***** INPUT MATERIAL *****

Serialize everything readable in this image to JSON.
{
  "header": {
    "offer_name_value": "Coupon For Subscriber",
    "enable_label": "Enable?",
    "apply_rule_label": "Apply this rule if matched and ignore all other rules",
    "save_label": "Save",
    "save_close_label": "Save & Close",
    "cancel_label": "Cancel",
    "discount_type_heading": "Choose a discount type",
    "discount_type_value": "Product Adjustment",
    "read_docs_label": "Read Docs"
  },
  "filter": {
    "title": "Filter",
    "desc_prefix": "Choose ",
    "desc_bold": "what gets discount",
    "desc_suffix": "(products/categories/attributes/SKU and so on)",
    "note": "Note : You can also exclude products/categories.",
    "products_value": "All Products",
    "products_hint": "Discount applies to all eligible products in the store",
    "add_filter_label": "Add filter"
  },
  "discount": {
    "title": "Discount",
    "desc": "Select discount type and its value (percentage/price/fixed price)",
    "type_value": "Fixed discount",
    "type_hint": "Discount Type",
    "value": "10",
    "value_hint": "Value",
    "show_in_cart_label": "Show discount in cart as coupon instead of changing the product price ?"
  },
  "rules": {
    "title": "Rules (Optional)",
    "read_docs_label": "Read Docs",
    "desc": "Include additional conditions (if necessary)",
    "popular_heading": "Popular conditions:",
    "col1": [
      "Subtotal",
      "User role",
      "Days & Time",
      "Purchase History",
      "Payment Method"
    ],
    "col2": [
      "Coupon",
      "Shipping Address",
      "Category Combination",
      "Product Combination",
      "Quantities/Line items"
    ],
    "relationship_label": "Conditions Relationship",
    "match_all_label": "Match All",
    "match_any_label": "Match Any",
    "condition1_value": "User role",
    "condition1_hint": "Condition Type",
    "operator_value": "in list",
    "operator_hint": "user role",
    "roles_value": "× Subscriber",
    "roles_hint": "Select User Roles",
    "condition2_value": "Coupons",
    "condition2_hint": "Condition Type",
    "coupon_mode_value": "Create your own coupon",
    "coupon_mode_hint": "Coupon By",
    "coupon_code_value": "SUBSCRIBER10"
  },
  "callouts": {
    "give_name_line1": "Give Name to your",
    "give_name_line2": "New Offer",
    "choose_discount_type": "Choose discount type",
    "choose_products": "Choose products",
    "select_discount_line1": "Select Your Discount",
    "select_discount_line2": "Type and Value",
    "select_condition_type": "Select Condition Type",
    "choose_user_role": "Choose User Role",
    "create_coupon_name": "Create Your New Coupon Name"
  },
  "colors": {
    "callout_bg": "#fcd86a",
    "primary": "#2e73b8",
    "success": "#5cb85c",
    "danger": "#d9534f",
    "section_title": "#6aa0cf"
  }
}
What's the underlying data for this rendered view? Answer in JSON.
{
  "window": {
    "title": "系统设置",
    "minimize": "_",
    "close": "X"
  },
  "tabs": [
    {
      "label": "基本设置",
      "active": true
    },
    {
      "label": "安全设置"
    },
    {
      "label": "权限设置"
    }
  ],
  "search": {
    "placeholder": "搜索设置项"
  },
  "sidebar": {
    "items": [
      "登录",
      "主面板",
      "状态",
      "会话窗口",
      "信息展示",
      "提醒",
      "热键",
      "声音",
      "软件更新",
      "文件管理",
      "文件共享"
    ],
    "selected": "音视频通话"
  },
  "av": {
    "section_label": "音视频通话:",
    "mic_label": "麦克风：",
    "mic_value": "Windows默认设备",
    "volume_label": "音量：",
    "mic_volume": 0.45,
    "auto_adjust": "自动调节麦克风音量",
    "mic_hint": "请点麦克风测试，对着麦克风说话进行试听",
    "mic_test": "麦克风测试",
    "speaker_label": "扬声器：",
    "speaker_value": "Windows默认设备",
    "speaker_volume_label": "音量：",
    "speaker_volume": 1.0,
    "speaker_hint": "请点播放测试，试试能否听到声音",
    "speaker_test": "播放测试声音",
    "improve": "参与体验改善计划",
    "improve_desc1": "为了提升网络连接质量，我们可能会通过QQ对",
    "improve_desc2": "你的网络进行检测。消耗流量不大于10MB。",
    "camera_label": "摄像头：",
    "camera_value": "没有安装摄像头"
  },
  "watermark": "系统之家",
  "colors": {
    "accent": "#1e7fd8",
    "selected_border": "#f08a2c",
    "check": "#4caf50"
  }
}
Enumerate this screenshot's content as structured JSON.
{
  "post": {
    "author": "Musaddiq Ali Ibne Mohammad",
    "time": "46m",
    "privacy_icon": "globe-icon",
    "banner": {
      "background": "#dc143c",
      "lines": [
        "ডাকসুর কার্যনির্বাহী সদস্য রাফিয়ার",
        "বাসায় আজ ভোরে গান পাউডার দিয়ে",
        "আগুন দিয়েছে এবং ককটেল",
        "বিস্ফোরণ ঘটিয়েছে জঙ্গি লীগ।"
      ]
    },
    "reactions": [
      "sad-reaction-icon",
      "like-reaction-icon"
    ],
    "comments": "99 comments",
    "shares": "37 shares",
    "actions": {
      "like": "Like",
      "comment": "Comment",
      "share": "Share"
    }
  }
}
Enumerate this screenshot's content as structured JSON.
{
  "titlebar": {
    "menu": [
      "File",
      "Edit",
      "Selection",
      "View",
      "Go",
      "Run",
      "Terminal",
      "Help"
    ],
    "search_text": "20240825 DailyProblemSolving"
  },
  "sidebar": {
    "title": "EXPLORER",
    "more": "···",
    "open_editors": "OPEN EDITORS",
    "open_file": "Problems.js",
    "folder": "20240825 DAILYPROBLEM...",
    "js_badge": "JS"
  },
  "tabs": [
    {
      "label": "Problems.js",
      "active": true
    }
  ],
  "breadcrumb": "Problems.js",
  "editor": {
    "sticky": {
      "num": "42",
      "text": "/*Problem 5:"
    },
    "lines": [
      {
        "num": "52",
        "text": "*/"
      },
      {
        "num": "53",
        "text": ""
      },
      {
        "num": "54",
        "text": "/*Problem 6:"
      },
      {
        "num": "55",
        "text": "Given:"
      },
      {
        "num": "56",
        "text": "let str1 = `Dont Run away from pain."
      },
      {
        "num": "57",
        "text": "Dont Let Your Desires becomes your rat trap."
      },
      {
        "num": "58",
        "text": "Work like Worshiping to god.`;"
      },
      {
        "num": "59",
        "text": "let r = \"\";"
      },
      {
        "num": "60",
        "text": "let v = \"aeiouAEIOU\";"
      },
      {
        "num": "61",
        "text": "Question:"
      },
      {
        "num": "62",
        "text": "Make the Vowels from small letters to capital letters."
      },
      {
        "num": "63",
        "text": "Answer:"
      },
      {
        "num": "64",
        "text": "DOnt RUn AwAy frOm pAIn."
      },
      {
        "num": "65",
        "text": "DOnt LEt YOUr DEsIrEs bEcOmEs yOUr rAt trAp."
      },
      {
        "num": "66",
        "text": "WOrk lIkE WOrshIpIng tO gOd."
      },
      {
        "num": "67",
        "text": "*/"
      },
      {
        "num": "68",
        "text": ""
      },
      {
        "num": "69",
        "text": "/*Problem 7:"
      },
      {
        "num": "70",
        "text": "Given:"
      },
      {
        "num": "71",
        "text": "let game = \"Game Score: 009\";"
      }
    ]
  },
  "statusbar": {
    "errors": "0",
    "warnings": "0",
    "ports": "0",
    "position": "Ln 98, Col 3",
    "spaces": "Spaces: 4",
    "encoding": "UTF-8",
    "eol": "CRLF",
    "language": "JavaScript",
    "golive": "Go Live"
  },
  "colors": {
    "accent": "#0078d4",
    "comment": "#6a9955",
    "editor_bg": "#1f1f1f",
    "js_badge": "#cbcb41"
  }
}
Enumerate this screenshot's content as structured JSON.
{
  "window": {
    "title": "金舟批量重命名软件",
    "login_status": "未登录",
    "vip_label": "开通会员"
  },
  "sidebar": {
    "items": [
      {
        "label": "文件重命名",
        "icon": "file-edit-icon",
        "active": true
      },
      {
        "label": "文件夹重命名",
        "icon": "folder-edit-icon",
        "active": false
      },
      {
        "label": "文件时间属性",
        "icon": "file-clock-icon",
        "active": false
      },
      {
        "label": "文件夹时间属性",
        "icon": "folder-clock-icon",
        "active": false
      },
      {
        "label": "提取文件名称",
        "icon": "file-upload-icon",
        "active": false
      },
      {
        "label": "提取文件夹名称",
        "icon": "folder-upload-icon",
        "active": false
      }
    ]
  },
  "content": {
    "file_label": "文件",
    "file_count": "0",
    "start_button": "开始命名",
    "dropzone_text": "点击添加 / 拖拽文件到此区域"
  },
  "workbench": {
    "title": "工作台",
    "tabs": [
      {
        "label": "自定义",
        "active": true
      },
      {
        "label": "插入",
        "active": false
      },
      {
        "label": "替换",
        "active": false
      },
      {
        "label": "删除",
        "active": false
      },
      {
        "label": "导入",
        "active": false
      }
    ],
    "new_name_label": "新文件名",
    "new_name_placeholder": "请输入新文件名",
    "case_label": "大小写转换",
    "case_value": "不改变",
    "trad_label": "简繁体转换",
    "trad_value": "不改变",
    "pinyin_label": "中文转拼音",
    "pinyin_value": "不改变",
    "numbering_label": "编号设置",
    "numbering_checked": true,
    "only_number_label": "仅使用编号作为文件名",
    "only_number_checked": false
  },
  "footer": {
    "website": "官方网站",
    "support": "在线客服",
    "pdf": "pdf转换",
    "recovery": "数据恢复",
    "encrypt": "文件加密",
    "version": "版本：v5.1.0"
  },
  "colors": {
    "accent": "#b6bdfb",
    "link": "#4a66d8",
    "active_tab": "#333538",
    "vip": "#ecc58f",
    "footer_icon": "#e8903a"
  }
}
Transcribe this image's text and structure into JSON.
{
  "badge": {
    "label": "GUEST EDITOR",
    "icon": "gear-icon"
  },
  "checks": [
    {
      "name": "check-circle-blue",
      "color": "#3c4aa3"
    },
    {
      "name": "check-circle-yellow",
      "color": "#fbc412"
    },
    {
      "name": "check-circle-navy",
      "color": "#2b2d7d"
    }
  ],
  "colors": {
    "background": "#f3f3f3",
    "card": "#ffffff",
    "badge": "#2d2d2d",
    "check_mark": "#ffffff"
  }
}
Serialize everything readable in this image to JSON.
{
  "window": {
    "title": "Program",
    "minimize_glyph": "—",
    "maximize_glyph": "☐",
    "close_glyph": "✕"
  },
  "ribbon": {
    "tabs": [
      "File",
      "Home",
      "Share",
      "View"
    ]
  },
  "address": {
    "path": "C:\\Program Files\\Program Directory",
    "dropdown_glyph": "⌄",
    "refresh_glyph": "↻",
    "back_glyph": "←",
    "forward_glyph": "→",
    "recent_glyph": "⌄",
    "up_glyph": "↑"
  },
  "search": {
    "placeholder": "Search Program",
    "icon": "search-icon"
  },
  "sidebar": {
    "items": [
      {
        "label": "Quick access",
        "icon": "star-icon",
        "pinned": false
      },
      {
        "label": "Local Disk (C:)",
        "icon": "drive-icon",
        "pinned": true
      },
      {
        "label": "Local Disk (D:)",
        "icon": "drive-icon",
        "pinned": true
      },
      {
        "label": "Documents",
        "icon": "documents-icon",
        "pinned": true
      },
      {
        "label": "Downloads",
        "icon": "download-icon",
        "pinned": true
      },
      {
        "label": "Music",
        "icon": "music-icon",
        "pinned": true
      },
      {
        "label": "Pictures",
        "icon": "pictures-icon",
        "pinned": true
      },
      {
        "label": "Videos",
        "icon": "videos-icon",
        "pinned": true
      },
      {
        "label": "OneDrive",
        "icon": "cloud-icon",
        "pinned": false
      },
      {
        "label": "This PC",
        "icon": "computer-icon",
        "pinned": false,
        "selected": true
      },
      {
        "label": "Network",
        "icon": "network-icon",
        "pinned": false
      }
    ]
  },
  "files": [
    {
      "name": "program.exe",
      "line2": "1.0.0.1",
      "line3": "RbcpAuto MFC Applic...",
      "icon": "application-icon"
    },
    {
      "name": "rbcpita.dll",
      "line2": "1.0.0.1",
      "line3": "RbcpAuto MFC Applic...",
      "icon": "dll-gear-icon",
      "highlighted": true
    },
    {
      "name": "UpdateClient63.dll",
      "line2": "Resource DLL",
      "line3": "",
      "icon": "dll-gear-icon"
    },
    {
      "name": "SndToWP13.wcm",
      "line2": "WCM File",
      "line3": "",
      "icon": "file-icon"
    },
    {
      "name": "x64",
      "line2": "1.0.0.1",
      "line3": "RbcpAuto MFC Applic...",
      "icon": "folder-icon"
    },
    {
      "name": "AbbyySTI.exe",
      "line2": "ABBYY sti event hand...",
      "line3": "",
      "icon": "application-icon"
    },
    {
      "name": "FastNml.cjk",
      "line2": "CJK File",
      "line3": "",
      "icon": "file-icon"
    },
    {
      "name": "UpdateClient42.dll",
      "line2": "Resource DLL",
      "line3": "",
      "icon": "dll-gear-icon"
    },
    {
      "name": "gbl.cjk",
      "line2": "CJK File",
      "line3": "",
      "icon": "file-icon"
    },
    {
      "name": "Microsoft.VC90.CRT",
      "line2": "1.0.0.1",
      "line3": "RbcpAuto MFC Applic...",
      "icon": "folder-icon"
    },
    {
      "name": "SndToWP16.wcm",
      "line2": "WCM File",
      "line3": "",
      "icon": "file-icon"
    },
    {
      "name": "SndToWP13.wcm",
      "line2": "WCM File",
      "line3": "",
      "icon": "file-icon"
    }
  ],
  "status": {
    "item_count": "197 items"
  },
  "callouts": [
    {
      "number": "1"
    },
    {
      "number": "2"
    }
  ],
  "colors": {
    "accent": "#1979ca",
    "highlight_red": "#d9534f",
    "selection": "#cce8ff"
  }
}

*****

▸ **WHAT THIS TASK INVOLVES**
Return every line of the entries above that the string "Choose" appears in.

▸ **ANSWER BOX**
    "discount_type_heading": "Choose a discount type",
    "desc_prefix": "Choose ",
    "choose_discount_type": "Choose discount type",
    "choose_products": "Choose products",
    "choose_user_role": "Choose User Role",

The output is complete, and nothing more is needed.